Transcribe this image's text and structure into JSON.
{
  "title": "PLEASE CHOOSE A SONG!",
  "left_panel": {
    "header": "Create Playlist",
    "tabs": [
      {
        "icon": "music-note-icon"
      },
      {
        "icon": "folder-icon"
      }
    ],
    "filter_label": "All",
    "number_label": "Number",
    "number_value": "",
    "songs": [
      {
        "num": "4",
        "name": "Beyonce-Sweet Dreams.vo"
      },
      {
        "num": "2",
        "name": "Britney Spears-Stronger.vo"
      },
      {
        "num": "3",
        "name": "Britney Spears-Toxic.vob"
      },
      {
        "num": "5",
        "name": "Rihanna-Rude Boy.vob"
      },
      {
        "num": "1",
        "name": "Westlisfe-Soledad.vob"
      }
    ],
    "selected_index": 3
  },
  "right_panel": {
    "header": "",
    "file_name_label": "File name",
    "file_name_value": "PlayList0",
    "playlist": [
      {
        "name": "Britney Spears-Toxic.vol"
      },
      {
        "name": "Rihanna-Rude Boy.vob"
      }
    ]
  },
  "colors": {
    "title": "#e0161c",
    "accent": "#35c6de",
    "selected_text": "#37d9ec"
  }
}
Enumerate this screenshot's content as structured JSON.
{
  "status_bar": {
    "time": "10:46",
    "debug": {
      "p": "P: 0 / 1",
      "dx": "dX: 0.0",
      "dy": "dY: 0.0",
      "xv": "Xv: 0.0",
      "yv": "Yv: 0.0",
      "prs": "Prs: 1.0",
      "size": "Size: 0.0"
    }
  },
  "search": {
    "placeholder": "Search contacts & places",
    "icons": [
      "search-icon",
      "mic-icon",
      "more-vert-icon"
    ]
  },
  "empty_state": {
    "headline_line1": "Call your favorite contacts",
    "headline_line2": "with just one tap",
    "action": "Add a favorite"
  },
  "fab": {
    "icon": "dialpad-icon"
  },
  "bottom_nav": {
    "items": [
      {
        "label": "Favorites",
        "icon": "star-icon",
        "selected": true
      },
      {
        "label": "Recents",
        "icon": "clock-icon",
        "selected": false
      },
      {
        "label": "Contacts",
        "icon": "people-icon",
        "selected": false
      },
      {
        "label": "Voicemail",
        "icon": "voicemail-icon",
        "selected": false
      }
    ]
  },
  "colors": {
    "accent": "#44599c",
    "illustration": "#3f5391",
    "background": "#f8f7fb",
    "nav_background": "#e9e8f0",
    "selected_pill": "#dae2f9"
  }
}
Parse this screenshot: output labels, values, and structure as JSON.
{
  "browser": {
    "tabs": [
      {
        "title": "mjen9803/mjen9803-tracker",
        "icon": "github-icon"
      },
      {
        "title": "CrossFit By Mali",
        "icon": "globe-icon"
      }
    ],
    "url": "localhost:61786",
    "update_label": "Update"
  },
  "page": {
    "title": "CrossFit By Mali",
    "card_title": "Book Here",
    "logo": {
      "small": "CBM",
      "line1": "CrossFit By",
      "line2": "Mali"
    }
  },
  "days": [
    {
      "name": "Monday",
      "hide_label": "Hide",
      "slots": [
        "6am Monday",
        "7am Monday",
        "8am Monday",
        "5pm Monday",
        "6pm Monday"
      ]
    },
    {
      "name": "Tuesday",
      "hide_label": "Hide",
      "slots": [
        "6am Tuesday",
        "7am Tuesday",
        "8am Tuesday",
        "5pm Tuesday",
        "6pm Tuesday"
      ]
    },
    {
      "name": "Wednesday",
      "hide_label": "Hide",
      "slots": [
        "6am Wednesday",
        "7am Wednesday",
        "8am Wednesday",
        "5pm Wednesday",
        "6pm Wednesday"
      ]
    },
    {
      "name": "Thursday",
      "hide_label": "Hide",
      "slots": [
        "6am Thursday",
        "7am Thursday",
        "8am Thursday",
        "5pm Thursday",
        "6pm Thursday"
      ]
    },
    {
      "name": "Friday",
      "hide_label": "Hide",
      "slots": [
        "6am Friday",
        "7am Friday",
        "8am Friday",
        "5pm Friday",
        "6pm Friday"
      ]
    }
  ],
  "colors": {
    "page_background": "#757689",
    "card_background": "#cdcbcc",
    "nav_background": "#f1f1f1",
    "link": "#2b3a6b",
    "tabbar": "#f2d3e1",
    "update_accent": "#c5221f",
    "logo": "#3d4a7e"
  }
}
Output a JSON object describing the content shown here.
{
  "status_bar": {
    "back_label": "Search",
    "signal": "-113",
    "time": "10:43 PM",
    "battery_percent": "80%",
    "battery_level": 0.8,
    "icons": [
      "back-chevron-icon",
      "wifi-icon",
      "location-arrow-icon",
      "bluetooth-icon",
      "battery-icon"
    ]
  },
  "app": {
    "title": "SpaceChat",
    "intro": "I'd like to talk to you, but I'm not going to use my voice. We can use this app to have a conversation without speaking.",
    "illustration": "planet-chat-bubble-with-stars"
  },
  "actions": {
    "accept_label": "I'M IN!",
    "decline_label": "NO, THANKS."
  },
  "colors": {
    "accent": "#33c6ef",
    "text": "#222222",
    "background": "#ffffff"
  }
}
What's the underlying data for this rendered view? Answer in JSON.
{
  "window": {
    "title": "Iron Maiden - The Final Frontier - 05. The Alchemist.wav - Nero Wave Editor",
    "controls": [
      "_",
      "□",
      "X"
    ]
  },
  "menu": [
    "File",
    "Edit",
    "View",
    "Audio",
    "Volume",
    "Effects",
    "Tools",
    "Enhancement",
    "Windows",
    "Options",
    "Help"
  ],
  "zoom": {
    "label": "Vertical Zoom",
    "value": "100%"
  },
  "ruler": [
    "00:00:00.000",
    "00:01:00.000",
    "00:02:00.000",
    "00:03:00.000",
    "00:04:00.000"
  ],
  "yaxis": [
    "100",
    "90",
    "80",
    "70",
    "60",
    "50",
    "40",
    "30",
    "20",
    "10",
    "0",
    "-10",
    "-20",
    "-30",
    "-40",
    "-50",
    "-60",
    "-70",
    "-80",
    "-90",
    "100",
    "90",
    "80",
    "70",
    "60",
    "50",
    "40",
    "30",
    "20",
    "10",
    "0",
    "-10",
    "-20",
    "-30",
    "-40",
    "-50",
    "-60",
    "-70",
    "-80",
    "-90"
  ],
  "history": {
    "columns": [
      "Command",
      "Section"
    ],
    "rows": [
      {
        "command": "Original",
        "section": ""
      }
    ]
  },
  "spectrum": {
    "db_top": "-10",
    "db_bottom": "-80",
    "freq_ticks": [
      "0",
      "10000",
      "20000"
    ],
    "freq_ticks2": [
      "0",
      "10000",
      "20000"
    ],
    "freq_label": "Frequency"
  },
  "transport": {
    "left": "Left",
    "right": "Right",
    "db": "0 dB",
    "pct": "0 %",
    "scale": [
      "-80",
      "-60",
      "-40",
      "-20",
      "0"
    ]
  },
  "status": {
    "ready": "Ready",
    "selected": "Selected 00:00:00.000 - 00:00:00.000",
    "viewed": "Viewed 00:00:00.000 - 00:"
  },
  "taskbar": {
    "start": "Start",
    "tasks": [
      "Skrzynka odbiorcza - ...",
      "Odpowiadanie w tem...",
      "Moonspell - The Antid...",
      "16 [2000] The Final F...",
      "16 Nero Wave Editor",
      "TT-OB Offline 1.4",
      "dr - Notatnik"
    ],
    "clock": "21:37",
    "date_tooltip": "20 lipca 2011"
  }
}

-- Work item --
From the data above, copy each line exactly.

-- Written response --
Transcribe this image's text and structure into JSON.
{
  "title": "PLEASE CHOOSE A SONG!",
  "left_panel": {
    "header": "Create Playlist",
    "tabs": [
      {
        "icon": "music-note-icon"
      },
      {
        "icon": "folder-icon"
      }
    ],
    "filter_label": "All",
    "number_label": "Number",
    "number_value": "",
    "songs": [
      {
        "num": "4",
        "name": "Beyonce-Sweet Dreams.vo"
      },
      {
        "num": "2",
        "name": "Britney Spears-Stronger.vo"
      },
      {
        "num": "3",
        "name": "Britney Spears-Toxic.vob"
      },
      {
        "num": "5",
        "name": "Rihanna-Rude Boy.vob"
      },
      {
        "num": "1",
        "name": "Westlisfe-Soledad.vob"
      }
    ],
    "selected_index": 3
  },
  "right_panel": {
    "header": "",
    "file_name_label": "File name",
    "file_name_value": "PlayList0",
    "playlist": [
      {
        "name": "Britney Spears-Toxic.vol"
      },
      {
        "name": "Rihanna-Rude Boy.vob"
      }
    ]
  },
  "colors": {
    "title": "#e0161c",
    "accent": "#35c6de",
    "selected_text": "#37d9ec"
  }
}
Enumerate this screenshot's content as structured JSON.
{
  "status_bar": {
    "time": "10:46",
    "debug": {
      "p": "P: 0 / 1",
      "dx": "dX: 0.0",
      "dy": "dY: 0.0",
      "xv": "Xv: 0.0",
      "yv": "Yv: 0.0",
      "prs": "Prs: 1.0",
      "size": "Size: 0.0"
    }
  },
  "search": {
    "placeholder": "Search contacts & places",
    "icons": [
      "search-icon",
      "mic-icon",
      "more-vert-icon"
    ]
  },
  "empty_state": {
    "headline_line1": "Call your favorite contacts",
    "headline_line2": "with just one tap",
    "action": "Add a favorite"
  },
  "fab": {
    "icon": "dialpad-icon"
  },
  "bottom_nav": {
    "items": [
      {
        "label": "Favorites",
        "icon": "star-icon",
        "selected": true
      },
      {
        "label": "Recents",
        "icon": "clock-icon",
        "selected": false
      },
      {
        "label": "Contacts",
        "icon": "people-icon",
        "selected": false
      },
      {
        "label": "Voicemail",
        "icon": "voicemail-icon",
        "selected": false
      }
    ]
  },
  "colors": {
    "accent": "#44599c",
    "illustration": "#3f5391",
    "background": "#f8f7fb",
    "nav_background": "#e9e8f0",
    "selected_pill": "#dae2f9"
  }
}
Parse this screenshot: output labels, values, and structure as JSON.
{
  "browser": {
    "tabs": [
      {
        "title": "mjen9803/mjen9803-tracker",
        "icon": "github-icon"
      },
      {
        "title": "CrossFit By Mali",
        "icon": "globe-icon"
      }
    ],
    "url": "localhost:61786",
    "update_label": "Update"
  },
  "page": {
    "title": "CrossFit By Mali",
    "card_title": "Book Here",
    "logo": {
      "small": "CBM",
      "line1": "CrossFit By",
      "line2": "Mali"
    }
  },
  "days": [
    {
      "name": "Monday",
      "hide_label": "Hide",
      "slots": [
        "6am Monday",
        "7am Monday",
        "8am Monday",
        "5pm Monday",
        "6pm Monday"
      ]
    },
    {
      "name": "Tuesday",
      "hide_label": "Hide",
      "slots": [
        "6am Tuesday",
        "7am Tuesday",
        "8am Tuesday",
        "5pm Tuesday",
        "6pm Tuesday"
      ]
    },
    {
      "name": "Wednesday",
      "hide_label": "Hide",
      "slots": [
        "6am Wednesday",
        "7am Wednesday",
        "8am Wednesday",
        "5pm Wednesday",
        "6pm Wednesday"
      ]
    },
    {
      "name": "Thursday",
      "hide_label": "Hide",
      "slots": [
        "6am Thursday",
        "7am Thursday",
        "8am Thursday",
        "5pm Thursday",
        "6pm Thursday"
      ]
    },
    {
      "name": "Friday",
      "hide_label": "Hide",
      "slots": [
        "6am Friday",
        "7am Friday",
        "8am Friday",
        "5pm Friday",
        "6pm Friday"
      ]
    }
  ],
  "colors": {
    "page_background": "#757689",
    "card_background": "#cdcbcc",
    "nav_background": "#f1f1f1",
    "link": "#2b3a6b",
    "tabbar": "#f2d3e1",
    "update_accent": "#c5221f",
    "logo": "#3d4a7e"
  }
}
Output a JSON object describing the content shown here.
{
  "status_bar": {
    "back_label": "Search",
    "signal": "-113",
    "time": "10:43 PM",
    "battery_percent": "80%",
    "battery_level": 0.8,
    "icons": [
      "back-chevron-icon",
      "wifi-icon",
      "location-arrow-icon",
      "bluetooth-icon",
      "battery-icon"
    ]
  },
  "app": {
    "title": "SpaceChat",
    "intro": "I'd like to talk to you, but I'm not going to use my voice. We can use this app to have a conversation without speaking.",
    "illustration": "planet-chat-bubble-with-stars"
  },
  "actions": {
    "accept_label": "I'M IN!",
    "decline_label": "NO, THANKS."
  },
  "colors": {
    "accent": "#33c6ef",
    "text": "#222222",
    "background": "#ffffff"
  }
}
What's the underlying data for this rendered view? Answer in JSON.
{
  "window": {
    "title": "Iron Maiden - The Final Frontier - 05. The Alchemist.wav - Nero Wave Editor",
    "controls": [
      "_",
      "□",
      "X"
    ]
  },
  "menu": [
    "File",
    "Edit",
    "View",
    "Audio",
    "Volume",
    "Effects",
    "Tools",
    "Enhancement",
    "Windows",
    "Options",
    "Help"
  ],
  "zoom": {
    "label": "Vertical Zoom",
    "value": "100%"
  },
  "ruler": [
    "00:00:00.000",
    "00:01:00.000",
    "00:02:00.000",
    "00:03:00.000",
    "00:04:00.000"
  ],
  "yaxis": [
    "100",
    "90",
    "80",
    "70",
    "60",
    "50",
    "40",
    "30",
    "20",
    "10",
    "0",
    "-10",
    "-20",
    "-30",
    "-40",
    "-50",
    "-60",
    "-70",
    "-80",
    "-90",
    "100",
    "90",
    "80",
    "70",
    "60",
    "50",
    "40",
    "30",
    "20",
    "10",
    "0",
    "-10",
    "-20",
    "-30",
    "-40",
    "-50",
    "-60",
    "-70",
    "-80",
    "-90"
  ],
  "history": {
    "columns": [
      "Command",
      "Section"
    ],
    "rows": [
      {
        "command": "Original",
        "section": ""
      }
    ]
  },
  "spectrum": {
    "db_top": "-10",
    "db_bottom": "-80",
    "freq_ticks": [
      "0",
      "10000",
      "20000"
    ],
    "freq_ticks2": [
      "0",
      "10000",
      "20000"
    ],
    "freq_label": "Frequency"
  },
  "transport": {
    "left": "Left",
    "right": "Right",
    "db": "0 dB",
    "pct": "0 %",
    "scale": [
      "-80",
      "-60",
      "-40",
      "-20",
      "0"
    ]
  },
  "status": {
    "ready": "Ready",
    "selected": "Selected 00:00:00.000 - 00:00:00.000",
    "viewed": "Viewed 00:00:00.000 - 00:"
  },
  "taskbar": {
    "start": "Start",
    "tasks": [
      "Skrzynka odbiorcza - ...",
      "Odpowiadanie w tem...",
      "Moonspell - The Antid...",
      "16 [2000] The Final F...",
      "16 Nero Wave Editor",
      "TT-OB Offline 1.4",
      "dr - Notatnik"
    ],
    "clock": "21:37",
    "date_tooltip": "20 lipca 2011"
  }
}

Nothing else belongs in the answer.